• _WORK ITEM_:
Your response must consist of the listing below, repeated exactly.

──────

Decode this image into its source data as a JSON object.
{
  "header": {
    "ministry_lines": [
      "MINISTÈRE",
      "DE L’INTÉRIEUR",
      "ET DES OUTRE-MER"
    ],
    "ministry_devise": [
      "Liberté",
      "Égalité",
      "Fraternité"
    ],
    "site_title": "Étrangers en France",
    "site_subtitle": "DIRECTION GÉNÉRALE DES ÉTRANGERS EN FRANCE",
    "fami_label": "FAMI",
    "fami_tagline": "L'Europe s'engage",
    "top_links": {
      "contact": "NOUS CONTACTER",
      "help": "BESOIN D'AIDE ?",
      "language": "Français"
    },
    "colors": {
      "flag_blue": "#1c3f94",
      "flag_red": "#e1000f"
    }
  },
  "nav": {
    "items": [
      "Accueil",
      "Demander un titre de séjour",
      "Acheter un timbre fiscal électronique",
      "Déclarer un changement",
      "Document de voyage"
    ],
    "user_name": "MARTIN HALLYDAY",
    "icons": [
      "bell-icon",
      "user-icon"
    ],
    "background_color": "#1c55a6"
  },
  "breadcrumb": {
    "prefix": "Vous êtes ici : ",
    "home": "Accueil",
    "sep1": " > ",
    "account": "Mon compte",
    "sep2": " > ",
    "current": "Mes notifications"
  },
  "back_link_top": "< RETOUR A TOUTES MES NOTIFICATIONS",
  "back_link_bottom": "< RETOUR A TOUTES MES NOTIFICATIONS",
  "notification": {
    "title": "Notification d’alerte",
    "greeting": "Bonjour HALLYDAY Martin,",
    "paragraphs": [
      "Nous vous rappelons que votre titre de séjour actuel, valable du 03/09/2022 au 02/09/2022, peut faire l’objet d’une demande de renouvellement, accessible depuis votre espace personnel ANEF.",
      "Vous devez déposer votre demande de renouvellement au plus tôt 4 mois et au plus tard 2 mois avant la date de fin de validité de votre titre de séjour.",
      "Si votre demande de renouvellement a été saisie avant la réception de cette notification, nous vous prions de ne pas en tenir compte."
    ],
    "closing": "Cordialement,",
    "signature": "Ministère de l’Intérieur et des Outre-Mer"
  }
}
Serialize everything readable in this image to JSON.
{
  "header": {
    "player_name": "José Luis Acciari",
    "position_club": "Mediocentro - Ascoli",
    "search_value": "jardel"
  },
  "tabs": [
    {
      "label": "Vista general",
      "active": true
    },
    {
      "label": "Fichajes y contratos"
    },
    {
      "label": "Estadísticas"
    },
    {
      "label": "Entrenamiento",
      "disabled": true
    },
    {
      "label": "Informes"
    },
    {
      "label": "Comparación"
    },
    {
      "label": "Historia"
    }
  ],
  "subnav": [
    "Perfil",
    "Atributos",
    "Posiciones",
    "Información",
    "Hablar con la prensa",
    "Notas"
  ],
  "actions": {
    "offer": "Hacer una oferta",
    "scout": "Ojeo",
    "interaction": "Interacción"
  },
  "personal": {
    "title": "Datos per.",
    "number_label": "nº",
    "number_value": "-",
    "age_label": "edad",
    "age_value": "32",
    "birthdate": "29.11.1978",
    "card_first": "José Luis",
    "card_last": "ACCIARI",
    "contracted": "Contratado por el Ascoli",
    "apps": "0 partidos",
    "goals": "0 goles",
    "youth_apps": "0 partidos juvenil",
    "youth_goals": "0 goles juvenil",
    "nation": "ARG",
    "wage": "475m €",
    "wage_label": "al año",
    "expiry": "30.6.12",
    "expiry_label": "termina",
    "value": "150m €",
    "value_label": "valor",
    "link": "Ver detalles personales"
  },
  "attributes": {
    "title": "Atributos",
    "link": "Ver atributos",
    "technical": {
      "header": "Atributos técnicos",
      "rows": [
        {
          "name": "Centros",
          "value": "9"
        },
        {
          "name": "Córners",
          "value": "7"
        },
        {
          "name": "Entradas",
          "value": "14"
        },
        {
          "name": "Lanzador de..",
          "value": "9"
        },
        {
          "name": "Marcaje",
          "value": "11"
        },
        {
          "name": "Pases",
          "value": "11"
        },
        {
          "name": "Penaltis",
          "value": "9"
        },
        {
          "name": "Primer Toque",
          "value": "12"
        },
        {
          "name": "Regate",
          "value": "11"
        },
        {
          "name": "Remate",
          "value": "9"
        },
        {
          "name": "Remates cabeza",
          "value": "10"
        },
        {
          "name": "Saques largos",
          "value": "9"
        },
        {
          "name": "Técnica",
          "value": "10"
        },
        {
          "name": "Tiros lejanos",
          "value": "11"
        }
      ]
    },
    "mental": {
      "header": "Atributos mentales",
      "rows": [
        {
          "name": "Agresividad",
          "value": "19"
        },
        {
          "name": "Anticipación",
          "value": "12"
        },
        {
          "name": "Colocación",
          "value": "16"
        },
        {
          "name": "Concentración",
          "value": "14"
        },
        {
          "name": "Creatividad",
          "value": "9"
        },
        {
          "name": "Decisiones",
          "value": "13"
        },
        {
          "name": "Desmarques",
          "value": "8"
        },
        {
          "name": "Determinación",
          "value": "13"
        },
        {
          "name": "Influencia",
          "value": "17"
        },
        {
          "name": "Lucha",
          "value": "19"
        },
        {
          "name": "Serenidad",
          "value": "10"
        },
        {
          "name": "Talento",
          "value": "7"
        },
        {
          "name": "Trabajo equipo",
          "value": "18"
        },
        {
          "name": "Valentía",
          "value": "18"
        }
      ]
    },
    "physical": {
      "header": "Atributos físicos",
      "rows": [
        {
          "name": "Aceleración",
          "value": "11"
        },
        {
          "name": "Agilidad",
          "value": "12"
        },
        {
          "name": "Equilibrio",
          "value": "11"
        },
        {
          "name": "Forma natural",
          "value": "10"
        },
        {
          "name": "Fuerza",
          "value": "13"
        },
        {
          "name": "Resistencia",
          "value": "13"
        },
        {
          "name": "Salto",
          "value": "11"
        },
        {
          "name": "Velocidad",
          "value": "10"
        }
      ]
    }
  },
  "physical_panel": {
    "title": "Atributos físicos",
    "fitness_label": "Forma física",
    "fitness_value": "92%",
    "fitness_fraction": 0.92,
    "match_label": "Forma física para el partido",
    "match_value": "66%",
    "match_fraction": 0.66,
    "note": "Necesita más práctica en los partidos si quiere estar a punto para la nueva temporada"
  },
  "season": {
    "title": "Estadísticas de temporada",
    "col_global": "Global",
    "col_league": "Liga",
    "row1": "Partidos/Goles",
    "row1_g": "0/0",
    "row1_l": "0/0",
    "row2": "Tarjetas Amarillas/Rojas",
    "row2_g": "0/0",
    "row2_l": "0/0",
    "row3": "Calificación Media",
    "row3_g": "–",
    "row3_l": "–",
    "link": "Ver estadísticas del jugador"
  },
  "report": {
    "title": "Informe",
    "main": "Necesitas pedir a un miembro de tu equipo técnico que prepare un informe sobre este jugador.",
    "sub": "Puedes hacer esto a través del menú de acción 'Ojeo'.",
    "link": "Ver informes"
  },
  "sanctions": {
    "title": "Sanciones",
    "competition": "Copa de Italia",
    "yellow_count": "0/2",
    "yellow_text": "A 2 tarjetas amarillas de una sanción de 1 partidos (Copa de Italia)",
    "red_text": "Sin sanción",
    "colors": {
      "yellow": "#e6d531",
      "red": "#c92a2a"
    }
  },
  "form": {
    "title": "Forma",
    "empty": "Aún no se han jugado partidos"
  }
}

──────

• _TASK SOLUTION_:
Decode this image into its source data as a JSON object.
{
  "header": {
    "ministry_lines": [
      "MINISTÈRE",
      "DE L’INTÉRIEUR",
      "ET DES OUTRE-MER"
    ],
    "ministry_devise": [
      "Liberté",
      "Égalité",
      "Fraternité"
    ],
    "site_title": "Étrangers en France",
    "site_subtitle": "DIRECTION GÉNÉRALE DES ÉTRANGERS EN FRANCE",
    "fami_label": "FAMI",
    "fami_tagline": "L'Europe s'engage",
    "top_links": {
      "contact": "NOUS CONTACTER",
      "help": "BESOIN D'AIDE ?",
      "language": "Français"
    },
    "colors": {
      "flag_blue": "#1c3f94",
      "flag_red": "#e1000f"
    }
  },
  "nav": {
    "items": [
      "Accueil",
      "Demander un titre de séjour",
      "Acheter un timbre fiscal électronique",
      "Déclarer un changement",
      "Document de voyage"
    ],
    "user_name": "MARTIN HALLYDAY",
    "icons": [
      "bell-icon",
      "user-icon"
    ],
    "background_color": "#1c55a6"
  },
  "breadcrumb": {
    "prefix": "Vous êtes ici : ",
    "home": "Accueil",
    "sep1": " > ",
    "account": "Mon compte",
    "sep2": " > ",
    "current": "Mes notifications"
  },
  "back_link_top": "< RETOUR A TOUTES MES NOTIFICATIONS",
  "back_link_bottom": "< RETOUR A TOUTES MES NOTIFICATIONS",
  "notification": {
    "title": "Notification d’alerte",
    "greeting": "Bonjour HALLYDAY Martin,",
    "paragraphs": [
      "Nous vous rappelons que votre titre de séjour actuel, valable du 03/09/2022 au 02/09/2022, peut faire l’objet d’une demande de renouvellement, accessible depuis votre espace personnel ANEF.",
      "Vous devez déposer votre demande de renouvellement au plus tôt 4 mois et au plus tard 2 mois avant la date de fin de validité de votre titre de séjour.",
      "Si votre demande de renouvellement a été saisie avant la réception de cette notification, nous vous prions de ne pas en tenir compte."
    ],
    "closing": "Cordialement,",
    "signature": "Ministère de l’Intérieur et des Outre-Mer"
  }
}
Serialize everything readable in this image to JSON.
{
  "header": {
    "player_name": "José Luis Acciari",
    "position_club": "Mediocentro - Ascoli",
    "search_value": "jardel"
  },
  "tabs": [
    {
      "label": "Vista general",
      "active": true
    },
    {
      "label": "Fichajes y contratos"
    },
    {
      "label": "Estadísticas"
    },
    {
      "label": "Entrenamiento",
      "disabled": true
    },
    {
      "label": "Informes"
    },
    {
      "label": "Comparación"
    },
    {
      "label": "Historia"
    }
  ],
  "subnav": [
    "Perfil",
    "Atributos",
    "Posiciones",
    "Información",
    "Hablar con la prensa",
    "Notas"
  ],
  "actions": {
    "offer": "Hacer una oferta",
    "scout": "Ojeo",
    "interaction": "Interacción"
  },
  "personal": {
    "title": "Datos per.",
    "number_label": "nº",
    "number_value": "-",
    "age_label": "edad",
    "age_value": "32",
    "birthdate": "29.11.1978",
    "card_first": "José Luis",
    "card_last": "ACCIARI",
    "contracted": "Contratado por el Ascoli",
    "apps": "0 partidos",
    "goals": "0 goles",
    "youth_apps": "0 partidos juvenil",
    "youth_goals": "0 goles juvenil",
    "nation": "ARG",
    "wage": "475m €",
    "wage_label": "al año",
    "expiry": "30.6.12",
    "expiry_label": "termina",
    "value": "150m €",
    "value_label": "valor",
    "link": "Ver detalles personales"
  },
  "attributes": {
    "title": "Atributos",
    "link": "Ver atributos",
    "technical": {
      "header": "Atributos técnicos",
      "rows": [
        {
          "name": "Centros",
          "value": "9"
        },
        {
          "name": "Córners",
          "value": "7"
        },
        {
          "name": "Entradas",
          "value": "14"
        },
        {
          "name": "Lanzador de..",
          "value": "9"
        },
        {
          "name": "Marcaje",
          "value": "11"
        },
        {
          "name": "Pases",
          "value": "11"
        },
        {
          "name": "Penaltis",
          "value": "9"
        },
        {
          "name": "Primer Toque",
          "value": "12"
        },
        {
          "name": "Regate",
          "value": "11"
        },
        {
          "name": "Remate",
          "value": "9"
        },
        {
          "name": "Remates cabeza",
          "value": "10"
        },
        {
          "name": "Saques largos",
          "value": "9"
        },
        {
          "name": "Técnica",
          "value": "10"
        },
        {
          "name": "Tiros lejanos",
          "value": "11"
        }
      ]
    },
    "mental": {
      "header": "Atributos mentales",
      "rows": [
        {
          "name": "Agresividad",
          "value": "19"
        },
        {
          "name": "Anticipación",
          "value": "12"
        },
        {
          "name": "Colocación",
          "value": "16"
        },
        {
          "name": "Concentración",
          "value": "14"
        },
        {
          "name": "Creatividad",
          "value": "9"
        },
        {
          "name": "Decisiones",
          "value": "13"
        },
        {
          "name": "Desmarques",
          "value": "8"
        },
        {
          "name": "Determinación",
          "value": "13"
        },
        {
          "name": "Influencia",
          "value": "17"
        },
        {
          "name": "Lucha",
          "value": "19"
        },
        {
          "name": "Serenidad",
          "value": "10"
        },
        {
          "name": "Talento",
          "value": "7"
        },
        {
          "name": "Trabajo equipo",
          "value": "18"
        },
        {
          "name": "Valentía",
          "value": "18"
        }
      ]
    },
    "physical": {
      "header": "Atributos físicos",
      "rows": [
        {
          "name": "Aceleración",
          "value": "11"
        },
        {
          "name": "Agilidad",
          "value": "12"
        },
        {
          "name": "Equilibrio",
          "value": "11"
        },
        {
          "name": "Forma natural",
          "value": "10"
        },
        {
          "name": "Fuerza",
          "value": "13"
        },
        {
          "name": "Resistencia",
          "value": "13"
        },
        {
          "name": "Salto",
          "value": "11"
        },
        {
          "name": "Velocidad",
          "value": "10"
        }
      ]
    }
  },
  "physical_panel": {
    "title": "Atributos físicos",
    "fitness_label": "Forma física",
    "fitness_value": "92%",
    "fitness_fraction": 0.92,
    "match_label": "Forma física para el partido",
    "match_value": "66%",
    "match_fraction": 0.66,
    "note": "Necesita más práctica en los partidos si quiere estar a punto para la nueva temporada"
  },
  "season": {
    "title": "Estadísticas de temporada",
    "col_global": "Global",
    "col_league": "Liga",
    "row1": "Partidos/Goles",
    "row1_g": "0/0",
    "row1_l": "0/0",
    "row2": "Tarjetas Amarillas/Rojas",
    "row2_g": "0/0",
    "row2_l": "0/0",
    "row3": "Calificación Media",
    "row3_g": "–",
    "row3_l": "–",
    "link": "Ver estadísticas del jugador"
  },
  "report": {
    "title": "Informe",
    "main": "Necesitas pedir a un miembro de tu equipo técnico que prepare un informe sobre este jugador.",
    "sub": "Puedes hacer esto a través del menú de acción 'Ojeo'.",
    "link": "Ver informes"
  },
  "sanctions": {
    "title": "Sanciones",
    "competition": "Copa de Italia",
    "yellow_count": "0/2",
    "yellow_text": "A 2 tarjetas amarillas de una sanción de 1 partidos (Copa de Italia)",
    "red_text": "Sin sanción",
    "colors": {
      "yellow": "#e6d531",
      "red": "#c92a2a"
    }
  },
  "form": {
    "title": "Forma",
    "empty": "Aún no se han jugado partidos"
  }
}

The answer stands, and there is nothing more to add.